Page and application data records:
* * * * * * * * *
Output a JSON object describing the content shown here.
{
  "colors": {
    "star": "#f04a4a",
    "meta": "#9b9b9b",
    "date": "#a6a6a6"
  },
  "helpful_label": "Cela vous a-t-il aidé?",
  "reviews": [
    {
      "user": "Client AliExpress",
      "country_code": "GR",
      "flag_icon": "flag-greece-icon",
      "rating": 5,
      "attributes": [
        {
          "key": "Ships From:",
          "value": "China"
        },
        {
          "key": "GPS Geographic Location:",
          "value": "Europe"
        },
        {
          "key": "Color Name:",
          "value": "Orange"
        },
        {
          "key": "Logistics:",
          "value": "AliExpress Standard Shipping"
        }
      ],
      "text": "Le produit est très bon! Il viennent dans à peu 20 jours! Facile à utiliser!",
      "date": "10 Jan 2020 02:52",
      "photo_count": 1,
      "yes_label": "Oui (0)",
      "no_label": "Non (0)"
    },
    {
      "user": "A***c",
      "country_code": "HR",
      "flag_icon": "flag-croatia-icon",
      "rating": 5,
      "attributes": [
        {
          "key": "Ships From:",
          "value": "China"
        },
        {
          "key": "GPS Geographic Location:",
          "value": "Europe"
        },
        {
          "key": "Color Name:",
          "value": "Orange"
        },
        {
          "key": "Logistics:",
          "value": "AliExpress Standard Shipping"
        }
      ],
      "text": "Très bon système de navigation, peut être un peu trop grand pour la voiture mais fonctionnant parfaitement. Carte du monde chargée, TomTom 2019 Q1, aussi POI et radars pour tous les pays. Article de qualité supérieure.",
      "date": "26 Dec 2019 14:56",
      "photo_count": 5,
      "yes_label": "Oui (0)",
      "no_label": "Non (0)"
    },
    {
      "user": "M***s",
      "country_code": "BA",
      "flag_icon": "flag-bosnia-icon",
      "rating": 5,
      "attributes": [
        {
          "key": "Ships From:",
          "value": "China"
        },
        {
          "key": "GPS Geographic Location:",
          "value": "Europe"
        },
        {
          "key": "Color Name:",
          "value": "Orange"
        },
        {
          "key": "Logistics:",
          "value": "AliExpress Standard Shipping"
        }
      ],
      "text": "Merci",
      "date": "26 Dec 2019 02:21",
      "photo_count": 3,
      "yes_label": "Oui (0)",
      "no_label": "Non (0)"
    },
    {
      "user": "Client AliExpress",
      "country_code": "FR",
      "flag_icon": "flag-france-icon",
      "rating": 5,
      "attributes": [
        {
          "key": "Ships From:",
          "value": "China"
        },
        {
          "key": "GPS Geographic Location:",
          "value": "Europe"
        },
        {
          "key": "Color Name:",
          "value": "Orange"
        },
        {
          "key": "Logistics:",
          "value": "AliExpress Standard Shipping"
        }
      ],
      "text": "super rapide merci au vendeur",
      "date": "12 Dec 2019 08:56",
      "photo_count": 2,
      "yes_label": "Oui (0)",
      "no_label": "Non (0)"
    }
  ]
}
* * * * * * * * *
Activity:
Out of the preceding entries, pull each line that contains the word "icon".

Final answer:
      "flag_icon": "flag-greece-icon",
      "flag_icon": "flag-croatia-icon",
      "flag_icon": "flag-bosnia-icon",
      "flag_icon": "flag-france-icon",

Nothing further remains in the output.